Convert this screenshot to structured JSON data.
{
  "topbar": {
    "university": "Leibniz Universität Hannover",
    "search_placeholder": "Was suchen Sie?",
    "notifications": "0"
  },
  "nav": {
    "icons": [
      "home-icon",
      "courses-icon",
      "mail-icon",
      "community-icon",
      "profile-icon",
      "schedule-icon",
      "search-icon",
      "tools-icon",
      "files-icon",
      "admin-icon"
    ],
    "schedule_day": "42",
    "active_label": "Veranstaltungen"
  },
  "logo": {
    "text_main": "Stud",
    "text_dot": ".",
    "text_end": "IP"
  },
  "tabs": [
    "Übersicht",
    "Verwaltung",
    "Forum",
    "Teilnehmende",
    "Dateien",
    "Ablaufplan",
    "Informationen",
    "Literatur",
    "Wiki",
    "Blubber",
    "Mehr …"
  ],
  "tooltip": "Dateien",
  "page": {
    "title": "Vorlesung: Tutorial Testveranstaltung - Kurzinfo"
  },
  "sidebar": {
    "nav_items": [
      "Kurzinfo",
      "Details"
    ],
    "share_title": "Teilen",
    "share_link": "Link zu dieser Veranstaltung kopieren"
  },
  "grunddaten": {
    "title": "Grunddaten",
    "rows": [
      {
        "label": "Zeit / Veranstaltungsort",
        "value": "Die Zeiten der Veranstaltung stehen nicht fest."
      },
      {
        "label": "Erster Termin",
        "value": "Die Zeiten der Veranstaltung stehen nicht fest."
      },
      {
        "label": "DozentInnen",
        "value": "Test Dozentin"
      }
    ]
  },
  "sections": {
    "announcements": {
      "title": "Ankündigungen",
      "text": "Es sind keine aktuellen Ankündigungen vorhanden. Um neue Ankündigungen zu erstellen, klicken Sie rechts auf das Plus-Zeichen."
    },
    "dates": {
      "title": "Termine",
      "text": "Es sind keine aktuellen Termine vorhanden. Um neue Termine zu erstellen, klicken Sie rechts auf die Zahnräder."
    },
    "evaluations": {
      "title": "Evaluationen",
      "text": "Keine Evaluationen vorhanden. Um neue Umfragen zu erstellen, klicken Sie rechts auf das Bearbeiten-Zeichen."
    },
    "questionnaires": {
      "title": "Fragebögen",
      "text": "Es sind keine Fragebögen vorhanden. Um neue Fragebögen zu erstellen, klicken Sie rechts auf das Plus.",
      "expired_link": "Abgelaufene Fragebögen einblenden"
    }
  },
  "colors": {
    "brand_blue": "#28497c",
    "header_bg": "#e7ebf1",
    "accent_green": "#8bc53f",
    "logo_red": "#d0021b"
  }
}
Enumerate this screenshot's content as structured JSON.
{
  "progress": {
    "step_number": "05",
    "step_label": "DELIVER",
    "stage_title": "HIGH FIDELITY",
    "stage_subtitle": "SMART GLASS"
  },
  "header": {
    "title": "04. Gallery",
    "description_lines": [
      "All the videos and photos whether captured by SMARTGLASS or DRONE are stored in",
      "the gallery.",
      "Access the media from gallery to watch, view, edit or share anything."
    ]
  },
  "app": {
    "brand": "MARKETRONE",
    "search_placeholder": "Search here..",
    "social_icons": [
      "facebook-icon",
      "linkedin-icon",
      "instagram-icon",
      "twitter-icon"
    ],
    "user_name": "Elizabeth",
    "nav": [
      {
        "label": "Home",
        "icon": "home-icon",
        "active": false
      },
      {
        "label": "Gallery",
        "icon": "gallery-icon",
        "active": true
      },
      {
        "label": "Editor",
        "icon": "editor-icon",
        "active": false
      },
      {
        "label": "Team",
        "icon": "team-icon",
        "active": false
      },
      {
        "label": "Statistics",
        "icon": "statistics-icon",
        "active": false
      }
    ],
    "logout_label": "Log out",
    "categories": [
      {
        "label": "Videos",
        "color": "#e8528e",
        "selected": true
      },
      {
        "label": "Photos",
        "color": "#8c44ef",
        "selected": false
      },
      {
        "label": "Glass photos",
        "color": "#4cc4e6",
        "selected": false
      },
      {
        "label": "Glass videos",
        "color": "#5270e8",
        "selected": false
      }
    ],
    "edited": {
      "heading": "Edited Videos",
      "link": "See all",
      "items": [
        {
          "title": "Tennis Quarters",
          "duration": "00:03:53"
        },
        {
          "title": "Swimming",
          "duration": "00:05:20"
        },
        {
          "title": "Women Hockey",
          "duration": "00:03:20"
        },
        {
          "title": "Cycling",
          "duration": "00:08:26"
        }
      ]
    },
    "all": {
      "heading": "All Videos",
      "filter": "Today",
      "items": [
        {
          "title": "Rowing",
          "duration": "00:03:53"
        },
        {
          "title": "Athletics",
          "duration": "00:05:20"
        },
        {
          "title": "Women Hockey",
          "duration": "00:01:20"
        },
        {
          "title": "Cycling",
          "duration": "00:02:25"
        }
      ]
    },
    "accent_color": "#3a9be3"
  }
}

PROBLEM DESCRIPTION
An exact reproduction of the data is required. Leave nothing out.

TASK SOLUTION
Convert this screenshot to structured JSON data.
{
  "topbar": {
    "university": "Leibniz Universität Hannover",
    "search_placeholder": "Was suchen Sie?",
    "notifications": "0"
  },
  "nav": {
    "icons": [
      "home-icon",
      "courses-icon",
      "mail-icon",
      "community-icon",
      "profile-icon",
      "schedule-icon",
      "search-icon",
      "tools-icon",
      "files-icon",
      "admin-icon"
    ],
    "schedule_day": "42",
    "active_label": "Veranstaltungen"
  },
  "logo": {
    "text_main": "Stud",
    "text_dot": ".",
    "text_end": "IP"
  },
  "tabs": [
    "Übersicht",
    "Verwaltung",
    "Forum",
    "Teilnehmende",
    "Dateien",
    "Ablaufplan",
    "Informationen",
    "Literatur",
    "Wiki",
    "Blubber",
    "Mehr …"
  ],
  "tooltip": "Dateien",
  "page": {
    "title": "Vorlesung: Tutorial Testveranstaltung - Kurzinfo"
  },
  "sidebar": {
    "nav_items": [
      "Kurzinfo",
      "Details"
    ],
    "share_title": "Teilen",
    "share_link": "Link zu dieser Veranstaltung kopieren"
  },
  "grunddaten": {
    "title": "Grunddaten",
    "rows": [
      {
        "label": "Zeit / Veranstaltungsort",
        "value": "Die Zeiten der Veranstaltung stehen nicht fest."
      },
      {
        "label": "Erster Termin",
        "value": "Die Zeiten der Veranstaltung stehen nicht fest."
      },
      {
        "label": "DozentInnen",
        "value": "Test Dozentin"
      }
    ]
  },
  "sections": {
    "announcements": {
      "title": "Ankündigungen",
      "text": "Es sind keine aktuellen Ankündigungen vorhanden. Um neue Ankündigungen zu erstellen, klicken Sie rechts auf das Plus-Zeichen."
    },
    "dates": {
      "title": "Termine",
      "text": "Es sind keine aktuellen Termine vorhanden. Um neue Termine zu erstellen, klicken Sie rechts auf die Zahnräder."
    },
    "evaluations": {
      "title": "Evaluationen",
      "text": "Keine Evaluationen vorhanden. Um neue Umfragen zu erstellen, klicken Sie rechts auf das Bearbeiten-Zeichen."
    },
    "questionnaires": {
      "title": "Fragebögen",
      "text": "Es sind keine Fragebögen vorhanden. Um neue Fragebögen zu erstellen, klicken Sie rechts auf das Plus.",
      "expired_link": "Abgelaufene Fragebögen einblenden"
    }
  },
  "colors": {
    "brand_blue": "#28497c",
    "header_bg": "#e7ebf1",
    "accent_green": "#8bc53f",
    "logo_red": "#d0021b"
  }
}
Enumerate this screenshot's content as structured JSON.
{
  "progress": {
    "step_number": "05",
    "step_label": "DELIVER",
    "stage_title": "HIGH FIDELITY",
    "stage_subtitle": "SMART GLASS"
  },
  "header": {
    "title": "04. Gallery",
    "description_lines": [
      "All the videos and photos whether captured by SMARTGLASS or DRONE are stored in",
      "the gallery.",
      "Access the media from gallery to watch, view, edit or share anything."
    ]
  },
  "app": {
    "brand": "MARKETRONE",
    "search_placeholder": "Search here..",
    "social_icons": [
      "facebook-icon",
      "linkedin-icon",
      "instagram-icon",
      "twitter-icon"
    ],
    "user_name": "Elizabeth",
    "nav": [
      {
        "label": "Home",
        "icon": "home-icon",
        "active": false
      },
      {
        "label": "Gallery",
        "icon": "gallery-icon",
        "active": true
      },
      {
        "label": "Editor",
        "icon": "editor-icon",
        "active": false
      },
      {
        "label": "Team",
        "icon": "team-icon",
        "active": false
      },
      {
        "label": "Statistics",
        "icon": "statistics-icon",
        "active": false
      }
    ],
    "logout_label": "Log out",
    "categories": [
      {
        "label": "Videos",
        "color": "#e8528e",
        "selected": true
      },
      {
        "label": "Photos",
        "color": "#8c44ef",
        "selected": false
      },
      {
        "label": "Glass photos",
        "color": "#4cc4e6",
        "selected": false
      },
      {
        "label": "Glass videos",
        "color": "#5270e8",
        "selected": false
      }
    ],
    "edited": {
      "heading": "Edited Videos",
      "link": "See all",
      "items": [
        {
          "title": "Tennis Quarters",
          "duration": "00:03:53"
        },
        {
          "title": "Swimming",
          "duration": "00:05:20"
        },
        {
          "title": "Women Hockey",
          "duration": "00:03:20"
        },
        {
          "title": "Cycling",
          "duration": "00:08:26"
        }
      ]
    },
    "all": {
      "heading": "All Videos",
      "filter": "Today",
      "items": [
        {
          "title": "Rowing",
          "duration": "00:03:53"
        },
        {
          "title": "Athletics",
          "duration": "00:05:20"
        },
        {
          "title": "Women Hockey",
          "duration": "00:01:20"
        },
        {
          "title": "Cycling",
          "duration": "00:02:25"
        }
      ]
    },
    "accent_color": "#3a9be3"
  }
}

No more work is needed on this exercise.